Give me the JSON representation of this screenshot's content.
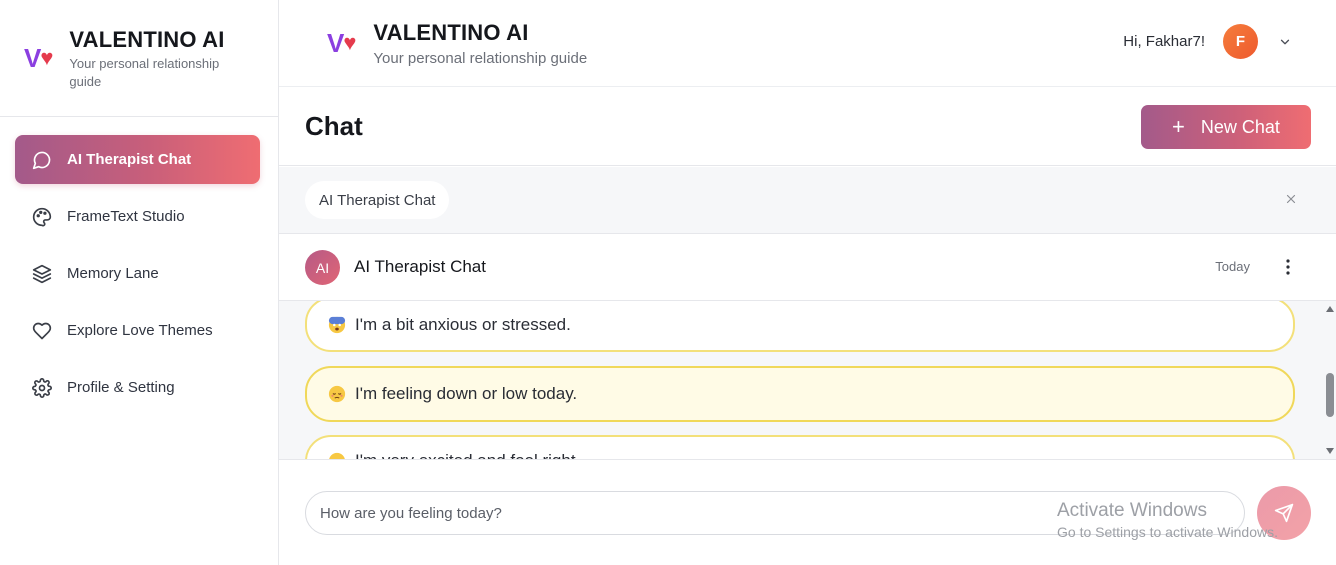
{
  "brand": {
    "logo_v": "V",
    "logo_heart": "♥",
    "title": "VALENTINO AI",
    "subtitle": "Your personal relationship guide"
  },
  "sidebar": {
    "items": [
      {
        "label": "AI Therapist Chat",
        "icon": "chat-bubble-icon",
        "active": true
      },
      {
        "label": "FrameText Studio",
        "icon": "palette-icon",
        "active": false
      },
      {
        "label": "Memory Lane",
        "icon": "layers-icon",
        "active": false
      },
      {
        "label": "Explore Love Themes",
        "icon": "heart-icon",
        "active": false
      },
      {
        "label": "Profile & Setting",
        "icon": "gear-icon",
        "active": false
      }
    ]
  },
  "header": {
    "greeting": "Hi, Fakhar7!",
    "avatar_initial": "F"
  },
  "chat": {
    "title": "Chat",
    "new_chat_label": "New Chat",
    "tab_label": "AI Therapist Chat",
    "conversation": {
      "badge": "AI",
      "title": "AI Therapist Chat",
      "date": "Today"
    },
    "options": [
      {
        "emoji": "anxious-face",
        "text": "I'm a bit anxious or stressed."
      },
      {
        "emoji": "pensive-face",
        "text": "I'm feeling down or low today.",
        "selected": true
      },
      {
        "emoji": "smile-face",
        "text": "I'm very excited and fool right"
      }
    ],
    "input_placeholder": "How are you feeling today?"
  },
  "watermark": {
    "line1": "Activate Windows",
    "line2": "Go to Settings to activate Windows."
  },
  "colors": {
    "accent_start": "#a35a8a",
    "accent_end": "#ef6d72",
    "option_border": "#f3e07a",
    "avatar": "#f26a33"
  }
}
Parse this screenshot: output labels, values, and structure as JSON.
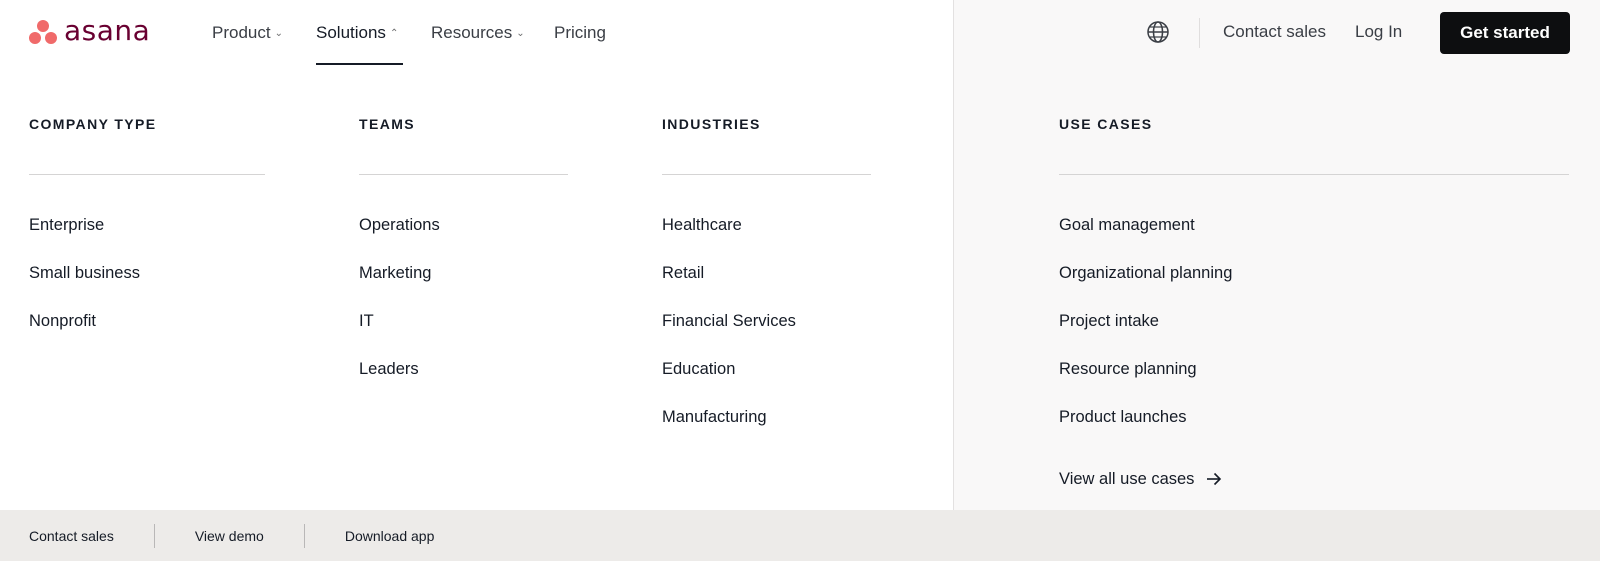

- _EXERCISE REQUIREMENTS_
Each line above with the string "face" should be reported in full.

- _PROBLEM SOLUTION_
        "emoji": "anxious-face",
        "emoji": "pensive-face",
        "emoji": "smile-face",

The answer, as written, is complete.